==== Data for processing

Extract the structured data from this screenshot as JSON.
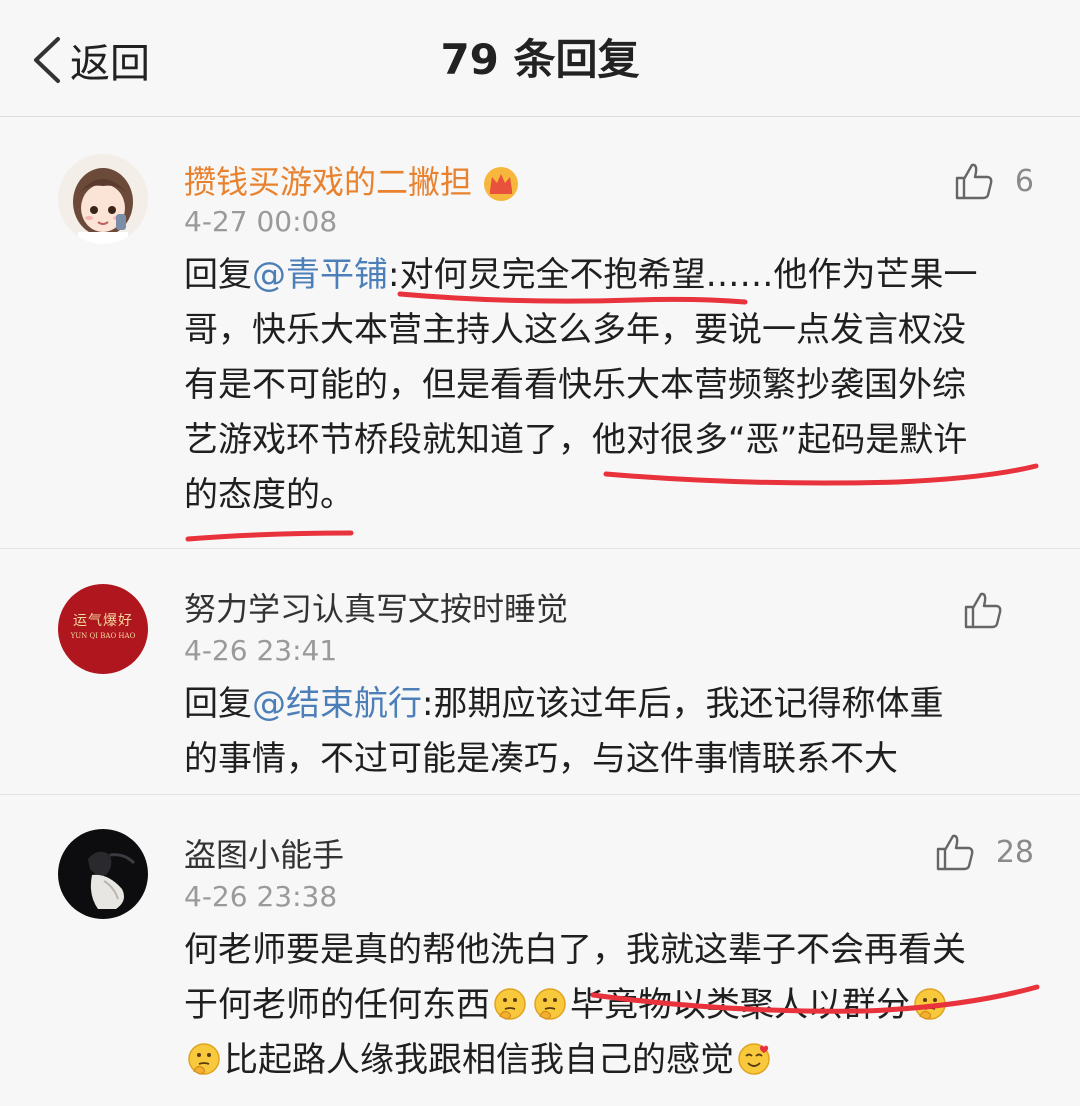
{
  "nav": {
    "back_label": "返回",
    "title": "79 条回复"
  },
  "comments": [
    {
      "username": "攒钱买游戏的二撇担",
      "time": "4-27 00:08",
      "likes": "6",
      "reply_prefix": "回复",
      "mention": "@青平铺",
      "text_a": ":对何炅完全不抱希望……他作为芒果一",
      "text_b": "哥，快乐大本营主持人这么多年，要说一点发言权没",
      "text_c": "有是不可能的，但是看看快乐大本营频繁抄袭国外综",
      "text_d": "艺游戏环节桥段就知道了，他对很多“恶”起码是默许",
      "text_e": "的态度的。"
    },
    {
      "username": "努力学习认真写文按时睡觉",
      "avatar_text": "运气爆好",
      "avatar_subtext": "YUN QI BAO HAO",
      "time": "4-26 23:41",
      "likes": "",
      "reply_prefix": "回复",
      "mention": "@结束航行",
      "text_a": ":那期应该过年后，我还记得称体重",
      "text_b": "的事情，不过可能是凑巧，与这件事情联系不大"
    },
    {
      "username": "盗图小能手",
      "time": "4-26 23:38",
      "likes": "28",
      "text_a": "何老师要是真的帮他洗白了，我就这辈子不会再看关",
      "text_b1": "于何老师的任何东西",
      "text_b2": "毕竟物以类聚人以群分",
      "text_c": "比起路人缘我跟相信我自己的感觉"
    }
  ],
  "colors": {
    "vip_name": "#e8822e",
    "mention": "#4c7fb8",
    "annotation": "#e8323c"
  }
}
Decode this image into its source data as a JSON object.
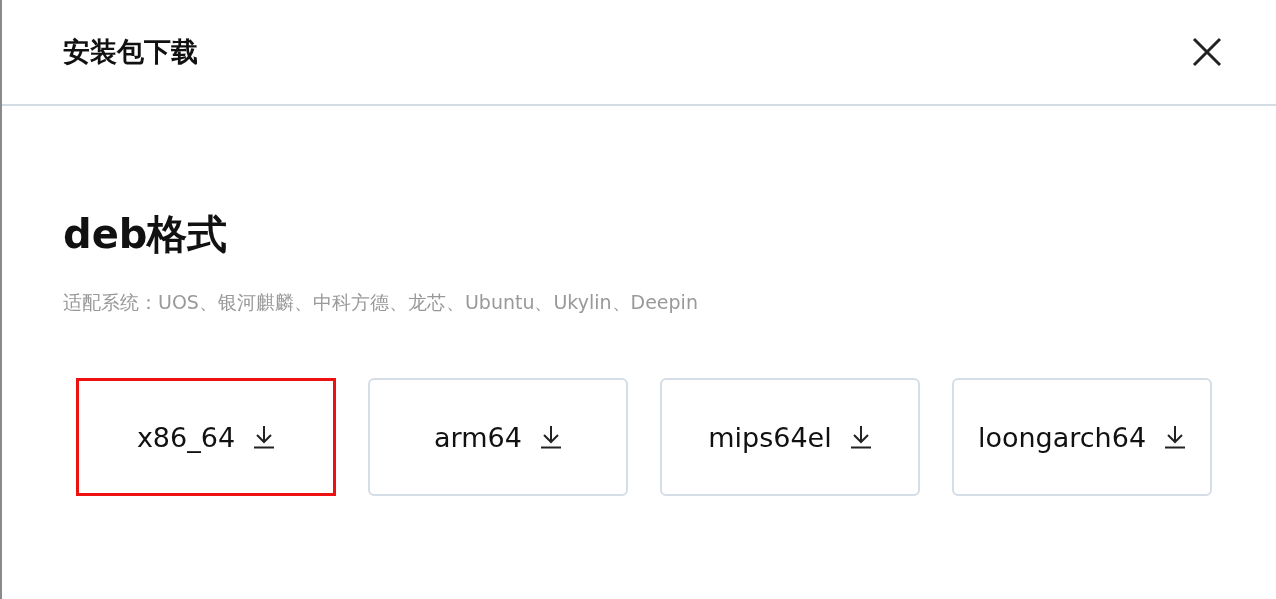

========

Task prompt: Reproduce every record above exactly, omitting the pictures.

Expected answer:
Extract the structured data from this screenshot as JSON.
{
  "nav": {
    "back_label": "返回",
    "title": "79 条回复"
  },
  "comments": [
    {
      "username": "攒钱买游戏的二撇担",
      "time": "4-27 00:08",
      "likes": "6",
      "reply_prefix": "回复",
      "mention": "@青平铺",
      "text_a": ":对何炅完全不抱希望……他作为芒果一",
      "text_b": "哥，快乐大本营主持人这么多年，要说一点发言权没",
      "text_c": "有是不可能的，但是看看快乐大本营频繁抄袭国外综",
      "text_d": "艺游戏环节桥段就知道了，他对很多“恶”起码是默许",
      "text_e": "的态度的。"
    },
    {
      "username": "努力学习认真写文按时睡觉",
      "avatar_text": "运气爆好",
      "avatar_subtext": "YUN QI BAO HAO",
      "time": "4-26 23:41",
      "likes": "",
      "reply_prefix": "回复",
      "mention": "@结束航行",
      "text_a": ":那期应该过年后，我还记得称体重",
      "text_b": "的事情，不过可能是凑巧，与这件事情联系不大"
    },
    {
      "username": "盗图小能手",
      "time": "4-26 23:38",
      "likes": "28",
      "text_a": "何老师要是真的帮他洗白了，我就这辈子不会再看关",
      "text_b1": "于何老师的任何东西",
      "text_b2": "毕竟物以类聚人以群分",
      "text_c": "比起路人缘我跟相信我自己的感觉"
    }
  ],
  "colors": {
    "vip_name": "#e8822e",
    "mention": "#4c7fb8",
    "annotation": "#e8323c"
  }
}
Decode this image into its source data as a JSON object.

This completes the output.